*** Opening of Source information ***

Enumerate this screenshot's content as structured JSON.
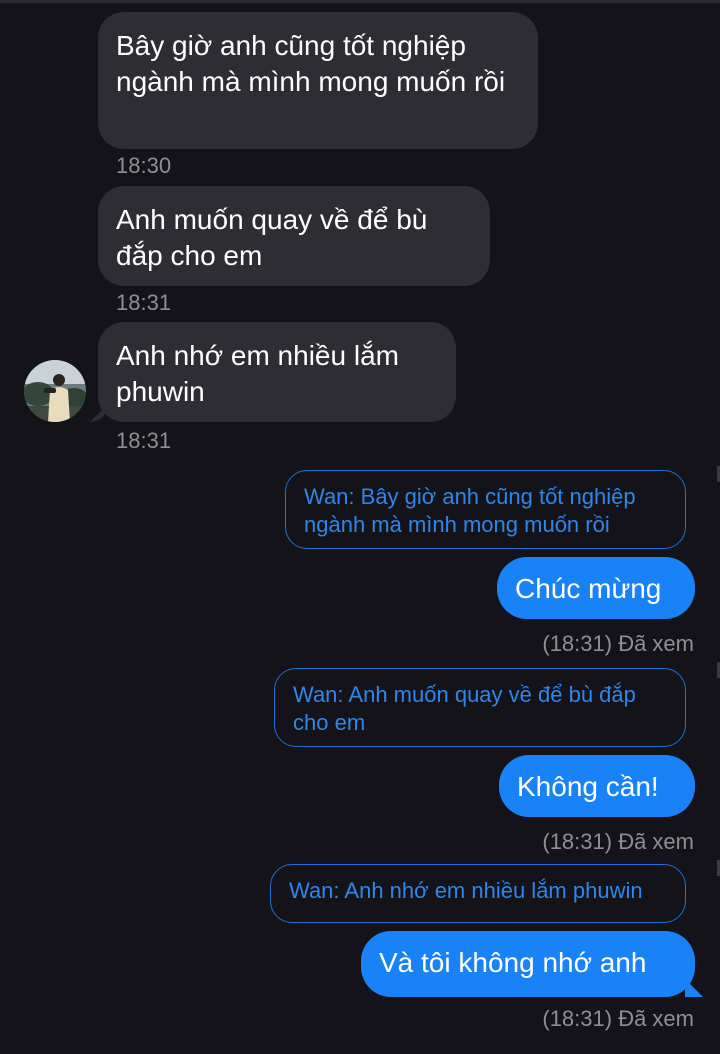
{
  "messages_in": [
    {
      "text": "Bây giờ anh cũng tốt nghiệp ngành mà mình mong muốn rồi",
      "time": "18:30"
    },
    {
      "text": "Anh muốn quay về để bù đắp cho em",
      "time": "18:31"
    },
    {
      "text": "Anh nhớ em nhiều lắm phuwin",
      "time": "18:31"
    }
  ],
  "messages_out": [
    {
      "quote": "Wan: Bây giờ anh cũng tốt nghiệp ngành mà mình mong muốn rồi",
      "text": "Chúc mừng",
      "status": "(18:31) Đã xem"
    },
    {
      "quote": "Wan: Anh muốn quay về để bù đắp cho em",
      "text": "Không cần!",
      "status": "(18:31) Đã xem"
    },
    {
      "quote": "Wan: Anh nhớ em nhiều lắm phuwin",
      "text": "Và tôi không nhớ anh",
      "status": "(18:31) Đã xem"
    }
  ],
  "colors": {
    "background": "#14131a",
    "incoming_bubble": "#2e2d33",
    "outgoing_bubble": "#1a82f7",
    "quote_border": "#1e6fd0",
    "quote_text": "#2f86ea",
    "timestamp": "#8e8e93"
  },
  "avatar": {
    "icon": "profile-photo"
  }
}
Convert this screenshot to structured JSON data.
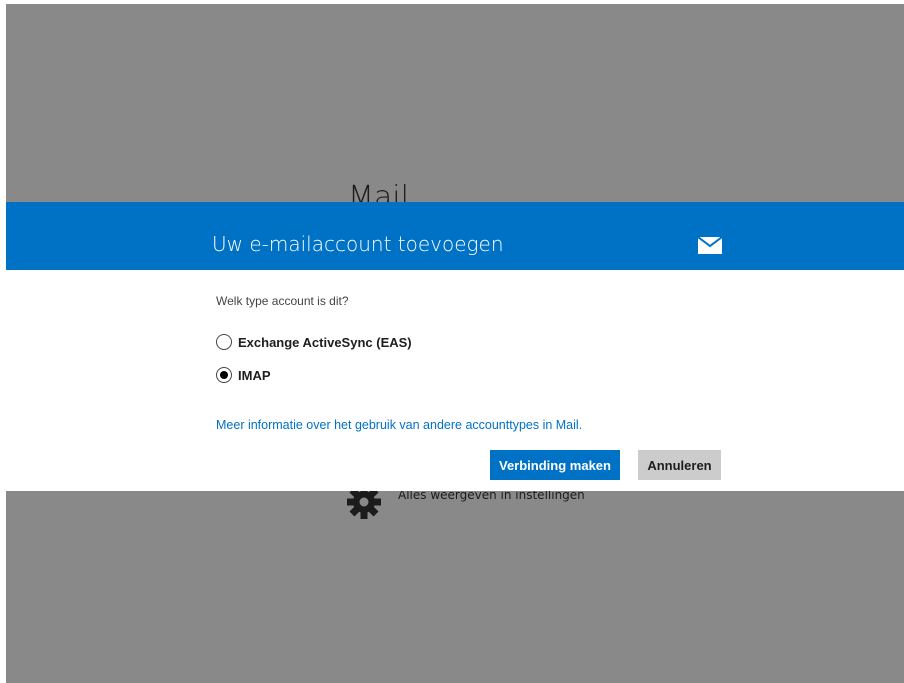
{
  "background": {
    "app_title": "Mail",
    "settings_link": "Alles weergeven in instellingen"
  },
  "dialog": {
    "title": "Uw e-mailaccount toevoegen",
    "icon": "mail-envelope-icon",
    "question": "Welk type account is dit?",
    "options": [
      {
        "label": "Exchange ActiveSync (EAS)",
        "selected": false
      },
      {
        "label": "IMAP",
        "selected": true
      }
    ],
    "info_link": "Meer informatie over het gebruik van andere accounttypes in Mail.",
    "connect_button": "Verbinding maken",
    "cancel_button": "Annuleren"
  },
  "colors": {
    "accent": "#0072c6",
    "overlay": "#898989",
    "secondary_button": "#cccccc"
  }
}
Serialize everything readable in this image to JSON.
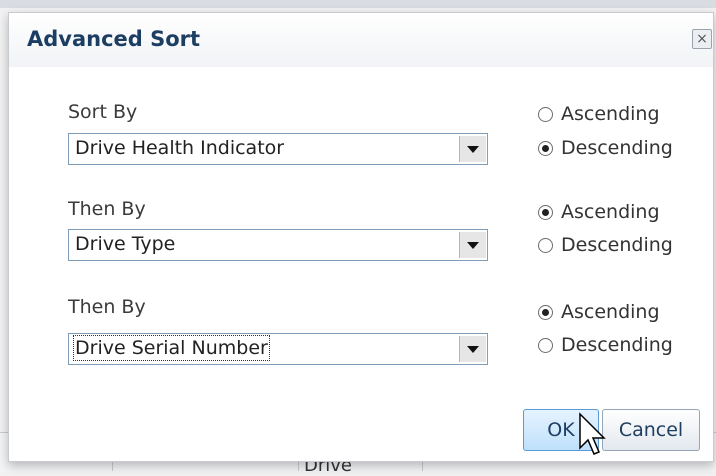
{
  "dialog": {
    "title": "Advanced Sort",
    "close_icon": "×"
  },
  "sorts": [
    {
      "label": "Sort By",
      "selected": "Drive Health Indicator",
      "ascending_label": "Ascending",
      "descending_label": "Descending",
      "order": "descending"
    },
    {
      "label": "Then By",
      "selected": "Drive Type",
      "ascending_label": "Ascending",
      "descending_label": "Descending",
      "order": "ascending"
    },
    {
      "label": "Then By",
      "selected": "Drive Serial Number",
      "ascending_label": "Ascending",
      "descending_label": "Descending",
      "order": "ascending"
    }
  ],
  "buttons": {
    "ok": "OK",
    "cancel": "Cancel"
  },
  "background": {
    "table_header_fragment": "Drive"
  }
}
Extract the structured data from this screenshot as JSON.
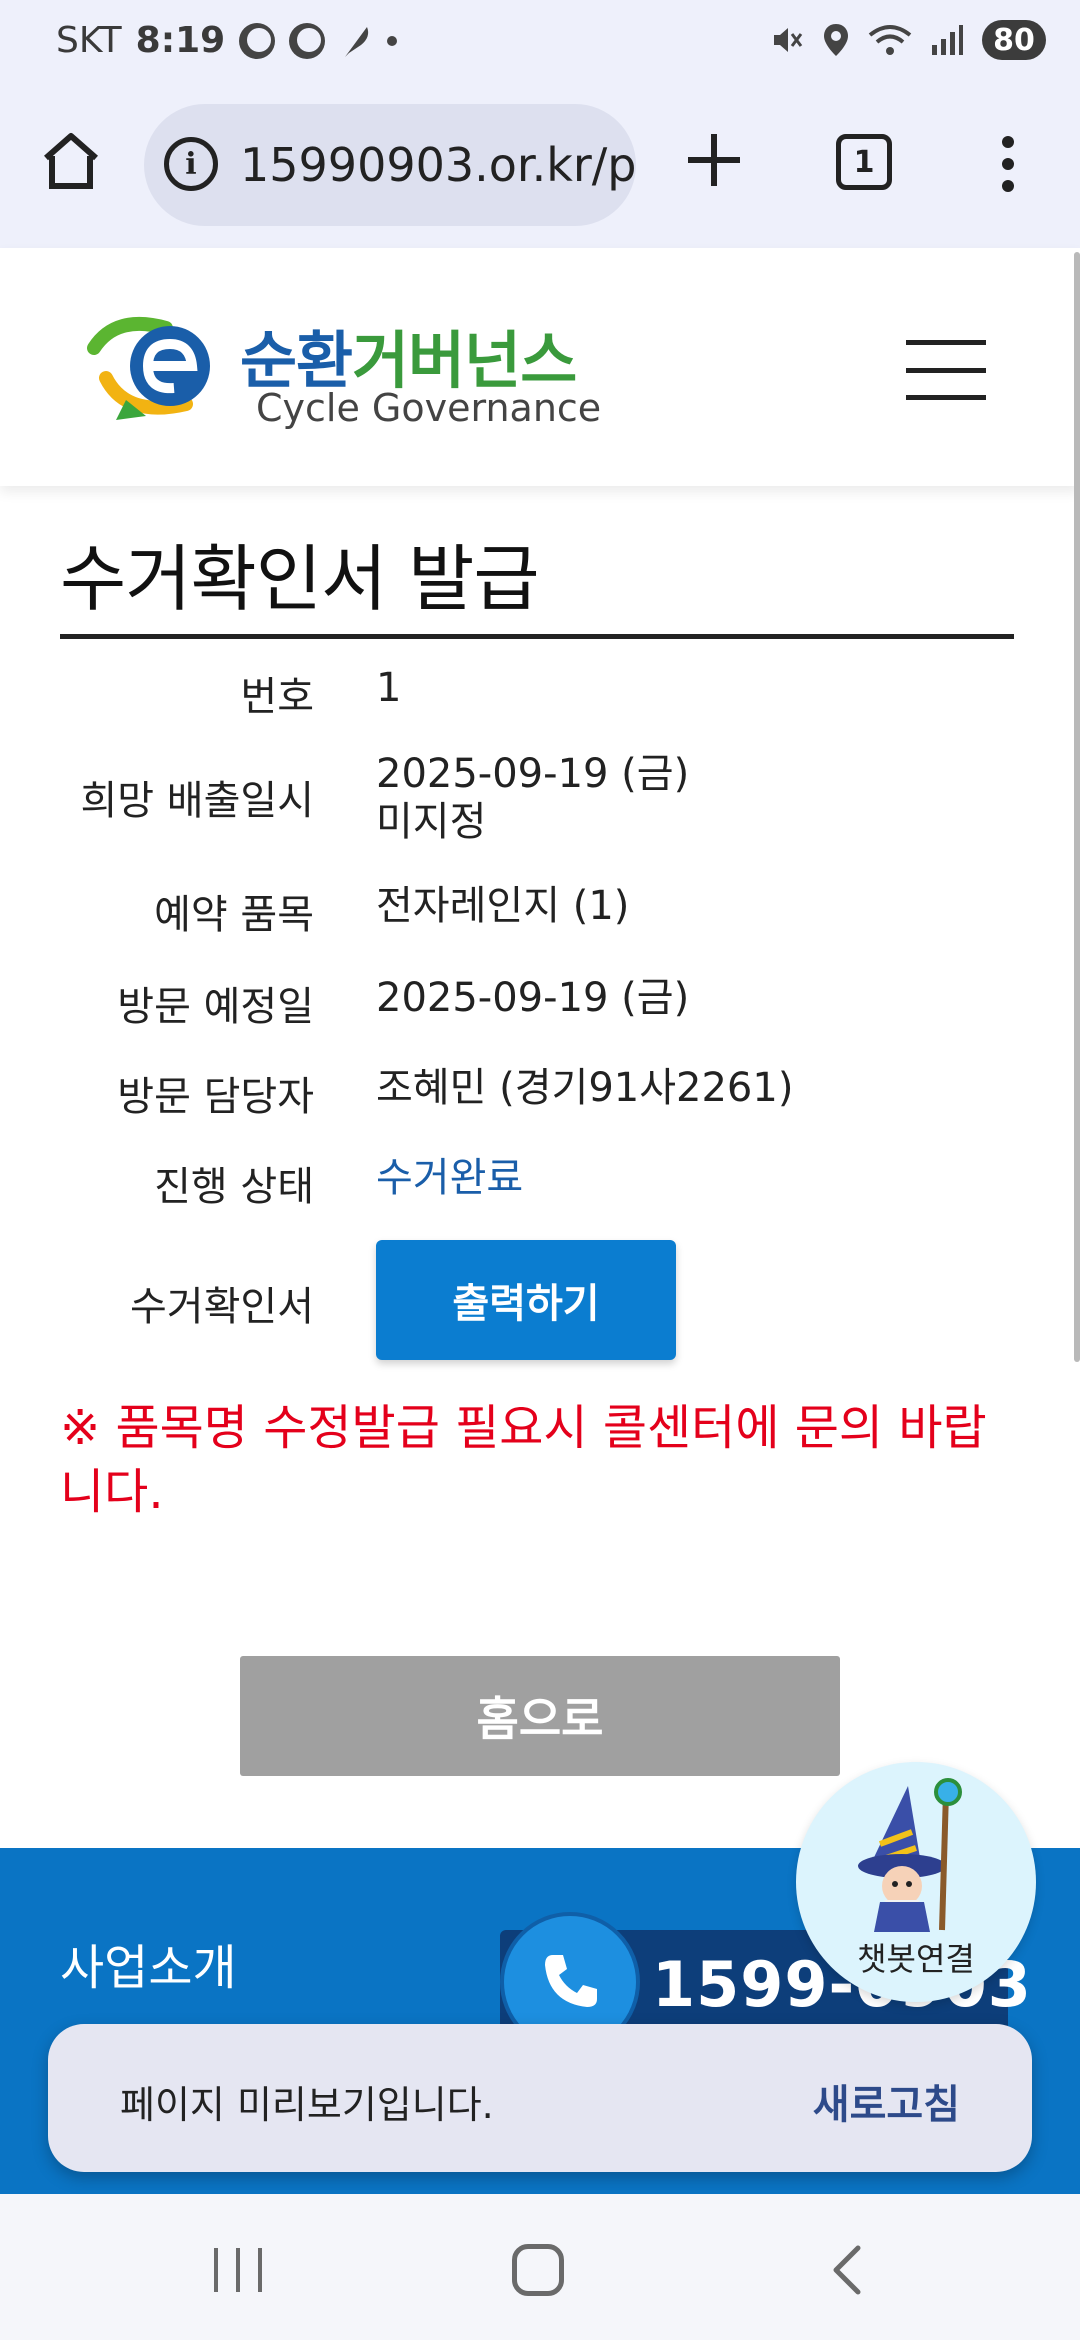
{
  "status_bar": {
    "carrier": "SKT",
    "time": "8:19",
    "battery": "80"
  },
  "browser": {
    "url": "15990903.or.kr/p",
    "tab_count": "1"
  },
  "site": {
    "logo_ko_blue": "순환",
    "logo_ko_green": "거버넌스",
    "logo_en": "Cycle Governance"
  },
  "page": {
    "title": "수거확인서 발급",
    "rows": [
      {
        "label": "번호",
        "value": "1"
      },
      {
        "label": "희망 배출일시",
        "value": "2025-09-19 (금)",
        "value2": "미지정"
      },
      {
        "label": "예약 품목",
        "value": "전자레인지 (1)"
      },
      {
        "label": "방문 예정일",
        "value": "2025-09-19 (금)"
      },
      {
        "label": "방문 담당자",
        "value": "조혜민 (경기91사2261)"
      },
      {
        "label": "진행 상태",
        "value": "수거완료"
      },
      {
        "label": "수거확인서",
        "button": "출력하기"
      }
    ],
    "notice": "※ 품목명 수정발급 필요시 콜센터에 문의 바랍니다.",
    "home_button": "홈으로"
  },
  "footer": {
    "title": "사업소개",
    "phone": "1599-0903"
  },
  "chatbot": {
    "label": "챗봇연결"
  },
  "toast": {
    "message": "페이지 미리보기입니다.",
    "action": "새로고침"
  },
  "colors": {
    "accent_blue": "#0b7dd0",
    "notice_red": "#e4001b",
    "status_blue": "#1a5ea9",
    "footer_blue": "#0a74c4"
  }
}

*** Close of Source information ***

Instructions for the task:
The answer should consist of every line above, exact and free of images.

Output:
Enumerate this screenshot's content as structured JSON.
{
  "messages_in": [
    {
      "text": "Bây giờ anh cũng tốt nghiệp ngành mà mình mong muốn rồi",
      "time": "18:30"
    },
    {
      "text": "Anh muốn quay về để bù đắp cho em",
      "time": "18:31"
    },
    {
      "text": "Anh nhớ em nhiều lắm phuwin",
      "time": "18:31"
    }
  ],
  "messages_out": [
    {
      "quote": "Wan: Bây giờ anh cũng tốt nghiệp ngành mà mình mong muốn rồi",
      "text": "Chúc mừng",
      "status": "(18:31) Đã xem"
    },
    {
      "quote": "Wan: Anh muốn quay về để bù đắp cho em",
      "text": "Không cần!",
      "status": "(18:31) Đã xem"
    },
    {
      "quote": "Wan: Anh nhớ em nhiều lắm phuwin",
      "text": "Và tôi không nhớ anh",
      "status": "(18:31) Đã xem"
    }
  ],
  "colors": {
    "background": "#14131a",
    "incoming_bubble": "#2e2d33",
    "outgoing_bubble": "#1a82f7",
    "quote_border": "#1e6fd0",
    "quote_text": "#2f86ea",
    "timestamp": "#8e8e93"
  },
  "avatar": {
    "icon": "profile-photo"
  }
}
Convert this screenshot to structured JSON data.
{
  "background": {
    "app_title": "Mail",
    "settings_link": "Alles weergeven in instellingen"
  },
  "dialog": {
    "title": "Uw e-mailaccount toevoegen",
    "icon": "mail-envelope-icon",
    "question": "Welk type account is dit?",
    "options": [
      {
        "label": "Exchange ActiveSync (EAS)",
        "selected": false
      },
      {
        "label": "IMAP",
        "selected": true
      }
    ],
    "info_link": "Meer informatie over het gebruik van andere accounttypes in Mail.",
    "connect_button": "Verbinding maken",
    "cancel_button": "Annuleren"
  },
  "colors": {
    "accent": "#0072c6",
    "overlay": "#898989",
    "secondary_button": "#cccccc"
  }
}
Serialize everything readable in this image to JSON.
{
  "dialog": {
    "title": "Advanced Sort",
    "close_icon": "×"
  },
  "sorts": [
    {
      "label": "Sort By",
      "selected": "Drive Health Indicator",
      "ascending_label": "Ascending",
      "descending_label": "Descending",
      "order": "descending"
    },
    {
      "label": "Then By",
      "selected": "Drive Type",
      "ascending_label": "Ascending",
      "descending_label": "Descending",
      "order": "ascending"
    },
    {
      "label": "Then By",
      "selected": "Drive Serial Number",
      "ascending_label": "Ascending",
      "descending_label": "Descending",
      "order": "ascending"
    }
  ],
  "buttons": {
    "ok": "OK",
    "cancel": "Cancel"
  },
  "background": {
    "table_header_fragment": "Drive"
  }
}
Extract the structured data from this screenshot as JSON.
{
  "status_bar": {
    "carrier": "SKT",
    "time": "8:19",
    "battery": "80"
  },
  "browser": {
    "url": "15990903.or.kr/p",
    "tab_count": "1"
  },
  "site": {
    "logo_ko_blue": "순환",
    "logo_ko_green": "거버넌스",
    "logo_en": "Cycle Governance"
  },
  "page": {
    "title": "수거확인서 발급",
    "rows": [
      {
        "label": "번호",
        "value": "1"
      },
      {
        "label": "희망 배출일시",
        "value": "2025-09-19 (금)",
        "value2": "미지정"
      },
      {
        "label": "예약 품목",
        "value": "전자레인지 (1)"
      },
      {
        "label": "방문 예정일",
        "value": "2025-09-19 (금)"
      },
      {
        "label": "방문 담당자",
        "value": "조혜민 (경기91사2261)"
      },
      {
        "label": "진행 상태",
        "value": "수거완료"
      },
      {
        "label": "수거확인서",
        "button": "출력하기"
      }
    ],
    "notice": "※ 품목명 수정발급 필요시 콜센터에 문의 바랍니다.",
    "home_button": "홈으로"
  },
  "footer": {
    "title": "사업소개",
    "phone": "1599-0903"
  },
  "chatbot": {
    "label": "챗봇연결"
  },
  "toast": {
    "message": "페이지 미리보기입니다.",
    "action": "새로고침"
  },
  "colors": {
    "accent_blue": "#0b7dd0",
    "notice_red": "#e4001b",
    "status_blue": "#1a5ea9",
    "footer_blue": "#0a74c4"
  }
}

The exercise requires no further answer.